A widely distributed edible fungus which has a brown oval or pointed fruiting body with an irregular honeycombed surface bearing the spores.
- ‘Return the saucepan with the morels to the heat.’
- ‘Among foods featured are morels, persimmons, cherries, game, wild blackberries, and asparagus.’
- ‘On my first visit, I enjoyed a roasted breast of chicken served with mashed potatoes shot through with truffle oil and fresh morels.’
- ‘Most morels are ochre or brown in colour with a paler stem; but the black morel is taller and darker.’
- ‘Like oyster mushrooms, morels taste better in a small amount of butter than in olive oil, but again, don't overdo it.’
- ‘The dish came with a creamy mound of morels and was the favorite of my old-time waiter, who delivered it to the table with a little bow.’
- ‘Each spring the bountiful crop in the surrounding Blue Mountains helps to set the global price for fresh morels.’
- ‘In between mouthfuls of morels she told me how that was the only mushroom she would eat, ever.’
- ‘Wheeler's white truffles have an aroma of fresh-roasted hazelnuts, butter, and dried morels, and some chefs believe all Oregon white truffles have an aroma superior to that of their European counterparts.’
- ‘I remembered the exciting texture of those morels; the saltiness and the earthiness of the thyme.’
- ‘Indeed, giving his bounty to others may have had something to do with his great success in finding those elusive morels.’
- ‘Using a slotted spoon, transfer the potatoes, pearl onions, carrots, morels, and baby leeks to a bowl and set aside, keeping warm.’
- ‘Other fungi provide numerous drugs (such as penicillin and other antibiotics), foods like mushrooms, truffles and morels, and the bubbles in bread, champagne, and beer.’

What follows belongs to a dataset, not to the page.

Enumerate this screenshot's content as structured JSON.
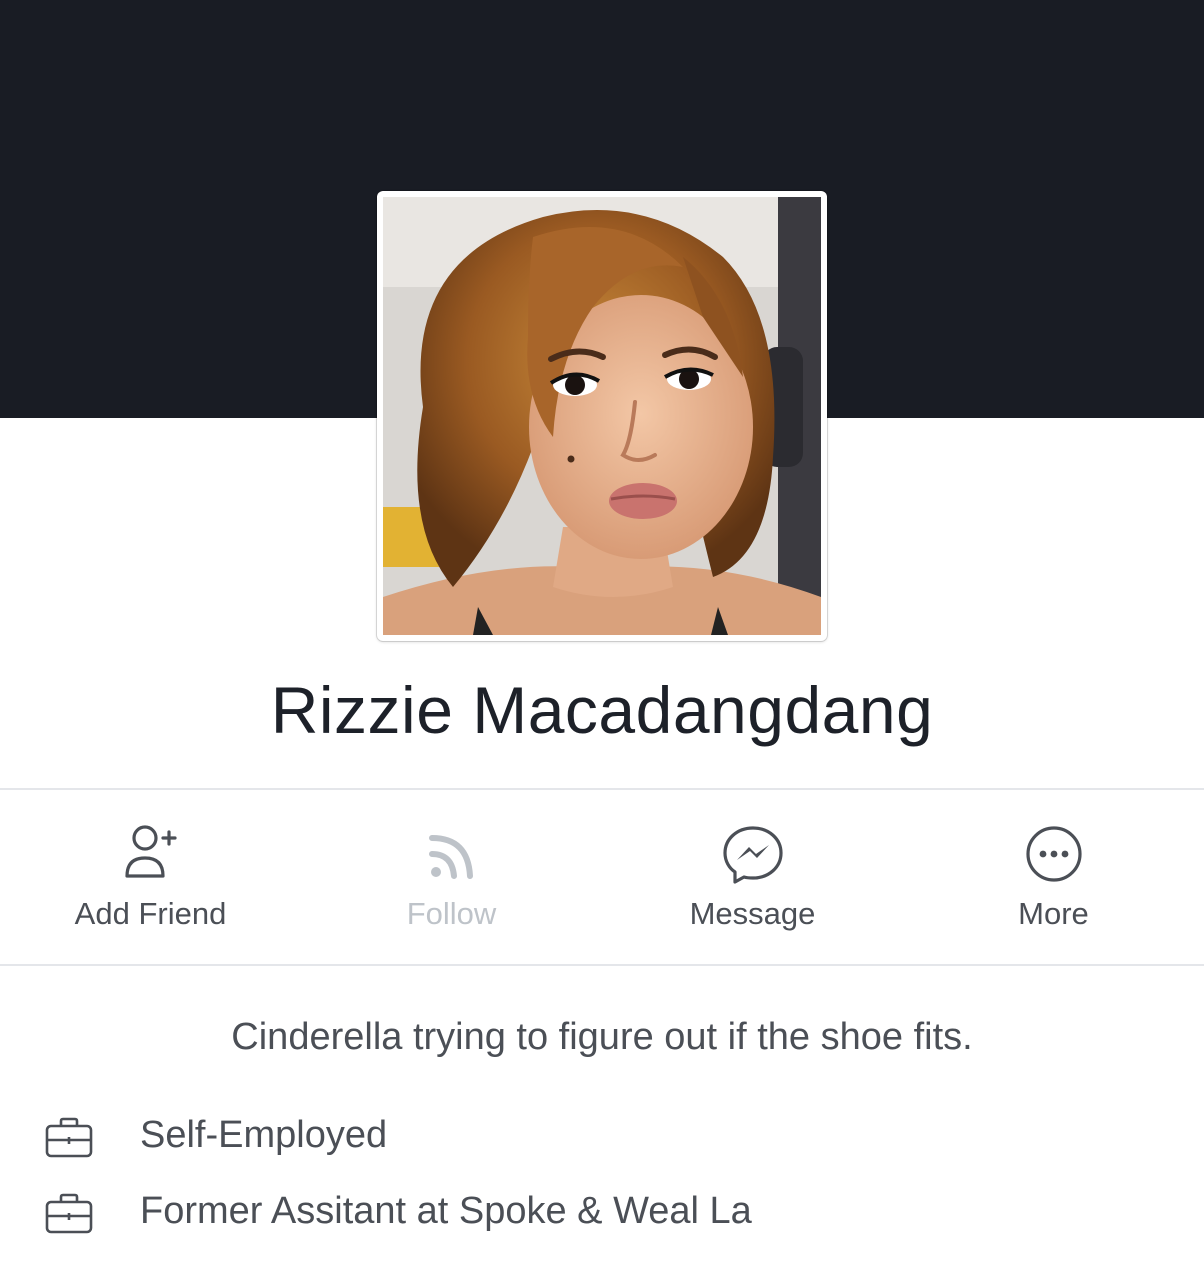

- ‘In spring, look for lots of crab, white and green asparagus, and morels.’
- ‘And I came home last night, and there were morels in the lawn for the first time in a decade, so we picked them, and I made morels and scrambled eggs for Holly and me.’
Late 17th century: from French morille, from Dutch morilje; related to German Morchel ‘fungus’.
We take a look at several popular, though confusing, punctuation marks.
From Afghanistan to Zimbabwe, discover surprising and intriguing language facts from around the globe.
The definitions of ‘buddy’ and ‘bro’ in the OED have recently been revised. We explore their history and increase in popularity.